Eat lunch away from any screen of any kind. Audit your chaos filters and see if you really need notifications on that many platforms. Go away in Slack or put it in separate view/desktop and only respond to @ mentions. Put your phone on vibrate and check it less frequently. Plan your day better to give yourself the time to do the things you wanted to accomplish.

Speak Up When Something’s Wrong

If you’re having trouble solving something on your own, ask for help. Worries are like bug reports, you don’t know how big of a problem something is until everyone starts reporting issues.

Keep a Hug Folder

The president of the last company I worked for had a very prominent yellow folder in a sea of manilla ones on his desk that I asked him about one day. This is back in the day when people still printed things out. 😉

He handed me the happy yellow folder and said “take a look.” Upon opening it, I saw emails addressed to him with highlighted sentences.

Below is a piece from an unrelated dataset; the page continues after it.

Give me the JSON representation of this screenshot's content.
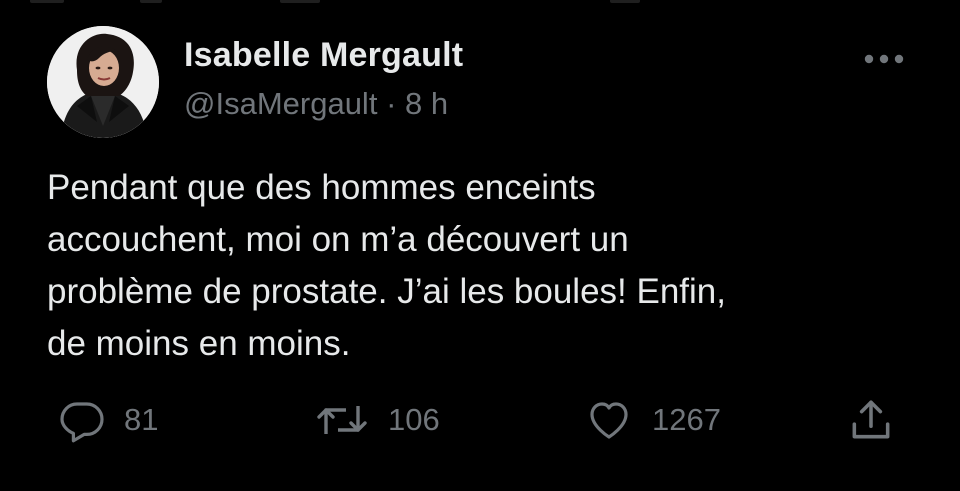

Dean, you’re a genius!

Dean, I never thought I’d be smart enough to master this software, but it’s so intuitive and your staff are so helpful I can’t fail.

This latest update read my mind. You fixed everything that was bothering me and added things I didn’t know I couldn’t live without. Thank you!

He told me whenever he was feeling down, he opened the yellow folder to give himself a hug and remind himself of why he was doing it all.

So start tomorrow, make a screenshot of your next #hug and put it in a hug folder. You could set these as random images for your desktop or screensaver. Remind yourself why you do what you do and that you’re helping people.

Admit to Your Mistakes, Learn from Them, Then Move On

If you complete the sentence “I’m having trouble staying positive today, because this last chat/ticket was sooo difficult and I don’t think I worded it as well as I could have,” try going to transcripts to see from coworkers how you could have handled it better. Ask a buddy for some feedback about it.

Admit your mistakes to the customer if you’re leading them down the wrong trail – it makes you more human. It also helps you reset, so it’s not something you dwell on after the chat concluded.

You can even apply the “Fix it Twice” mentality to interactions going sideways. Fix it once for them in the moment, then be deliberate in an after action review to go over what went well and what didn’t. Fix it a second time to prevent the sub-optimal parts from plaguing you in the future.